Though many of us are still savoring some of the more fruitful designs to emerge out of recent designer’s Resort collections, the eyes of the fashion world have turned to London, where the LCM Fashion Week has just wrapped up. Showcasing the latest innovations in menswear, this year had numerous stand-outs, all of which were united under a prevalent theme of exploring male sexuality, striking out through fashion in ways that have never appeared on any catwalk. We rounded up our list of the must-see collections of the week– from the debut menswear collection from industry giant Coach to future acid-rain chic courtesy of KTZ.
In the wake of Rick Owens’ penis exhibit earlier this year, Sibling took a different approach to celebrate the male form. This week saw the much needed return of the ‘bumster,’ the infamous butt-crack revealing trouser designed by Alexander McQueen in the 90s and we couldn’t be happier. Another standout from the collection were the twinkling sequin football jerseys which would have been perfect for [Madonna]()’s backup dancers at her 2012 Superbowl performance. Sibling embraced male sexuality in a new, playful and sophisticated way – we only hope more guys will embrace the bumster.
If KTZ designer Marjan Pejoski is known for anything, it is his ability to shatter expectations. Where his previous FW15 womenswear collection was characterized by tribal patterns and leather, his Spring 16 Menswear collection traded leather for nylons and indigenous influence for visions of a plasticized future. The collection was eclectic to say the least, boasting sheer jacket and short combos which seemed the ideal shield from an acid-rain drenched cityscape a la Blade Runner, multi-color, cross-cut shirts and pants emblazoned with unique bar codes and serial numbers, and a finale of a backpacks accessorized with open parachute/butterfly wings, both patterned in mock corporate logos. It was a collection that overall proved to be frighteningly astute in depicting an all too near dystopia.
Sooner or later, Coach was going to dabble in menswear. We only wonder why it didn’t happen sooner. Their landmark collection was unafraid to experiment with bold colors and patterns – including psychedelic designs and tiger stripes – and the results were a brilliant mix of street meets luxury. The traditional silhouettes combined with glowing neon hues in a variety of prints were sharp, exciting and classic Coach. Their venture into menswear was long overdue but this collection proves it was well worth the wait.

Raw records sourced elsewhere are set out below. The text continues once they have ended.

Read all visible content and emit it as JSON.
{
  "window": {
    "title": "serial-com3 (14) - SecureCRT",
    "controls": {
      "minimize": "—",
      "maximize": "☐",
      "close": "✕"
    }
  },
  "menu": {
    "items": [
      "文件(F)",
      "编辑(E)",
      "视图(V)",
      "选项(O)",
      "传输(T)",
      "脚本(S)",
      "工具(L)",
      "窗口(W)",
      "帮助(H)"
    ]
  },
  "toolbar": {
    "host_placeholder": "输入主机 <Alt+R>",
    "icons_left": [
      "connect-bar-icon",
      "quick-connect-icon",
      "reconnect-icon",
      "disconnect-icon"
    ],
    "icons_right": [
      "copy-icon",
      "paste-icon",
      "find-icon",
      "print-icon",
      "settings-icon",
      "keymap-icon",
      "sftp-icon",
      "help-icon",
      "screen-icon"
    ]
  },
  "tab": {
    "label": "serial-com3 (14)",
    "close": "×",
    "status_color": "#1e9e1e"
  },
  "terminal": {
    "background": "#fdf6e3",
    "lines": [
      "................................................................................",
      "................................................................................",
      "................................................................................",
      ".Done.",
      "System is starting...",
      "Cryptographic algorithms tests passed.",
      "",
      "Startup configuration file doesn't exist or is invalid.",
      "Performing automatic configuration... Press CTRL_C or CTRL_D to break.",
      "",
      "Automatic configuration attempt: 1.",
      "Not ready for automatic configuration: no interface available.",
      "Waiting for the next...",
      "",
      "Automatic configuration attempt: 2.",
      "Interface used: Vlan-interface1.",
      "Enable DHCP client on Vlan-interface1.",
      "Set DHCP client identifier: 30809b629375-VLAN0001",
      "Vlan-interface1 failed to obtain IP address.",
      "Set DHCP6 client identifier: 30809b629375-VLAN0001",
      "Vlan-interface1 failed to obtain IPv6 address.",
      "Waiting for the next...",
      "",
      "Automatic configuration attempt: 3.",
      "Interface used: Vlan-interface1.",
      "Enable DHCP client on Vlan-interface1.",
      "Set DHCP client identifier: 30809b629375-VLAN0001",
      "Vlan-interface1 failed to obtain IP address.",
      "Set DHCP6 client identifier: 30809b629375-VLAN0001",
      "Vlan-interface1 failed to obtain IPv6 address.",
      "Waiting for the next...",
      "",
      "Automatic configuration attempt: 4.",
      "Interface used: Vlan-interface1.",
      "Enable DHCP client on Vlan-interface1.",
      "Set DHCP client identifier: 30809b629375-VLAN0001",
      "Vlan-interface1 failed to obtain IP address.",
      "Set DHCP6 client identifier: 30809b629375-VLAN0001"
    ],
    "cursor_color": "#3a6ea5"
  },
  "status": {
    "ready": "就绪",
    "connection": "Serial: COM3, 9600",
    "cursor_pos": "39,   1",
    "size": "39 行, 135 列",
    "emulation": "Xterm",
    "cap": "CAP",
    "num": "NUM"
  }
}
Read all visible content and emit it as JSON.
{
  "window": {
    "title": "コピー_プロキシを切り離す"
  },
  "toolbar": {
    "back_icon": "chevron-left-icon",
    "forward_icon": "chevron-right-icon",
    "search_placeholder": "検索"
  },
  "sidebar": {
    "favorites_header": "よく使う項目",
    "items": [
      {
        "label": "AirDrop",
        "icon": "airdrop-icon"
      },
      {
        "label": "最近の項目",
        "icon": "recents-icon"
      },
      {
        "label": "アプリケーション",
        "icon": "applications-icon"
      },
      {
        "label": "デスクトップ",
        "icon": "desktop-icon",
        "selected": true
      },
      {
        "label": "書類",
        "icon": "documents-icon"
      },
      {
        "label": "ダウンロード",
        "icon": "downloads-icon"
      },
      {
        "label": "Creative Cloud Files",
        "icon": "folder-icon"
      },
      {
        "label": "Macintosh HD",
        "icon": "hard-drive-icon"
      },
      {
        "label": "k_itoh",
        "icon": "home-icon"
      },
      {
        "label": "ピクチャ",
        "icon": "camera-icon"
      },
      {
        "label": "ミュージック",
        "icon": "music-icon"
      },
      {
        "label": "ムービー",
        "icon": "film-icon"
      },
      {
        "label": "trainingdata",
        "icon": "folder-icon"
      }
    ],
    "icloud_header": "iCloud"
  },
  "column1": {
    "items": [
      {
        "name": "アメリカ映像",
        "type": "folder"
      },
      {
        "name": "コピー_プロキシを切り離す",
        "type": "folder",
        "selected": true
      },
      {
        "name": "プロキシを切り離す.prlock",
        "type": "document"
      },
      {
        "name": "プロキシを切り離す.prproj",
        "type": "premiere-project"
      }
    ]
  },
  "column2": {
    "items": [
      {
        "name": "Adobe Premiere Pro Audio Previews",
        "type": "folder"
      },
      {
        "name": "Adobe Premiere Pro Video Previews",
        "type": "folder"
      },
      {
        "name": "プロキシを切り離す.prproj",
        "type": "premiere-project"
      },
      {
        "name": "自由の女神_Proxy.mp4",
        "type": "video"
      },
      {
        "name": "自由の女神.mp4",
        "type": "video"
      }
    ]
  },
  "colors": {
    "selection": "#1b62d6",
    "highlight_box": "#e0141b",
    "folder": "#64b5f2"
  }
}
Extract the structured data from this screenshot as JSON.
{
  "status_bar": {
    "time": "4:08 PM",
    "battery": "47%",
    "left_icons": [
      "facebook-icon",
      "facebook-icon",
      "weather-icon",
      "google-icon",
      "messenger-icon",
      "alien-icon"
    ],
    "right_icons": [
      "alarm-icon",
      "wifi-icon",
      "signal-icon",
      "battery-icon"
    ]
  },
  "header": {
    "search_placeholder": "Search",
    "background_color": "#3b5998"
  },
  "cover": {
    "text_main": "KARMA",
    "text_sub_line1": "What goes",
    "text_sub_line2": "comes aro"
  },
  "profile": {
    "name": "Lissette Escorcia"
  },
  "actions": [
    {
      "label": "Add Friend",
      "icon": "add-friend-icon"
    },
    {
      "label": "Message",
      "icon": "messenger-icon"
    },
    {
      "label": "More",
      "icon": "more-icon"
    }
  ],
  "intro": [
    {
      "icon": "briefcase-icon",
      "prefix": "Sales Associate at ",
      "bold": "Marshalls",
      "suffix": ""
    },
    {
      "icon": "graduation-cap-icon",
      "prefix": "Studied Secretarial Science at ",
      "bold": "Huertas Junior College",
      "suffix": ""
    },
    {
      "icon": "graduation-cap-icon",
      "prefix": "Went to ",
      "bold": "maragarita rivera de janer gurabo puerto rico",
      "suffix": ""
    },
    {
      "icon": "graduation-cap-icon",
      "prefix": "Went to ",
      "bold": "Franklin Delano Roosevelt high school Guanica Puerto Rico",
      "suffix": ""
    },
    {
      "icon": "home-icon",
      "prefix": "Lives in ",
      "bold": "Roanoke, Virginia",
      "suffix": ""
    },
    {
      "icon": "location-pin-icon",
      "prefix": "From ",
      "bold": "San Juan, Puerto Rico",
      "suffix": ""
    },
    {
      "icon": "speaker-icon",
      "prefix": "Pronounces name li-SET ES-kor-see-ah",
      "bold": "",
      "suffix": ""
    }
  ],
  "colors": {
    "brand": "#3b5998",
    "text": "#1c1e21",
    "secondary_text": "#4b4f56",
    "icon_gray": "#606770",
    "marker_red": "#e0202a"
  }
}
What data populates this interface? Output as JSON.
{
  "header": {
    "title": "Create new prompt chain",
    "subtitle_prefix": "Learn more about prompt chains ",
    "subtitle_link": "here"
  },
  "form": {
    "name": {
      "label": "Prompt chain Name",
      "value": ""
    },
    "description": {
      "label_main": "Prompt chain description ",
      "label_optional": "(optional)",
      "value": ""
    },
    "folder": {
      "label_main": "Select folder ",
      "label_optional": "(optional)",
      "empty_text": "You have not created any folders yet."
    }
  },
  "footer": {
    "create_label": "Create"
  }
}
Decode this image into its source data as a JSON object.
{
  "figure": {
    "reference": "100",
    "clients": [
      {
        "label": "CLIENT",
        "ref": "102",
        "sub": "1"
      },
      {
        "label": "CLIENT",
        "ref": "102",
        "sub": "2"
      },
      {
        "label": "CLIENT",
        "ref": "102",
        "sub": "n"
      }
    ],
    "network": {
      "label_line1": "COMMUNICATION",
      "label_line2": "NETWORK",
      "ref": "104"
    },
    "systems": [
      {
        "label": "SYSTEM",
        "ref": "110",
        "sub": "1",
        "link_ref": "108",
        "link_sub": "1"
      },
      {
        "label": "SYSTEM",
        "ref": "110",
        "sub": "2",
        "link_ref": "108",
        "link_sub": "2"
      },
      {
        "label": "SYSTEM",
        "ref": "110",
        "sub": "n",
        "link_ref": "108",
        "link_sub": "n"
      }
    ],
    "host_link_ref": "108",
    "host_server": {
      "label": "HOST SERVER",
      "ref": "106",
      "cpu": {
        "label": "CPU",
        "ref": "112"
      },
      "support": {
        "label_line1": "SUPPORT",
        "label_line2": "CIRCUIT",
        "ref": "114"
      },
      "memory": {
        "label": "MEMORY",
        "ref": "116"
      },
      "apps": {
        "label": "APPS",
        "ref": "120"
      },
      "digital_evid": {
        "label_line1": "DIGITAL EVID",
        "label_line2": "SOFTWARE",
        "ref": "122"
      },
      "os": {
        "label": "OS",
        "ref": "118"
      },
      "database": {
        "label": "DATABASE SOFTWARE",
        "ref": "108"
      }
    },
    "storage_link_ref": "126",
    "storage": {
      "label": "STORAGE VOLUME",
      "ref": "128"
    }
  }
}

What strikes one first and foremost from Craig Green’s new menswear collection is it’s vibrant palette, one that transforms the otherwise static pieces into ravishing new depths of scope. Upon closer inspection, what becomes truly ravishing is the complexity of Green’s layering, where new ties and tassels are discovered with each glance. Taking influence in the attire of kung fu, the whole collection comes off as something resembling ‘Crouching Tiger, Hidden Dragon realness,’ where the sashes and accouterments of kimonos and Nehru jackets are elevated to new heights of dynamism. What truly stole the show were the great boxes of fabric, where models became enormous colored banners, visible only through slight slits in front of the eyes and the chest. It was a collection where showmanship met minimalism somewhere in the middle, the outcome being truly inspired.
Unusual details and deconstructed shapes were key elements of Christopher Shannon‘s collection. His affinity for trinkets surfaced in some graphic knitted sweaters with lighters that said ‘DAMAGED’ and ‘NEEDY.’ Other pieces had whistles, keychains and other knickknacks sewn right onto them. Another show highlight was the bikini-tops worn as necklaces, which could be an additional contribution to the ongoing conversation on alternative portrayals of masculinity. While some pieces held a more serious tone, the overall mood of the show was lighthearted – something later emphasized by closing the show with Sisqo’s ‘The Thong Song.’
All photos courtesy of Style.com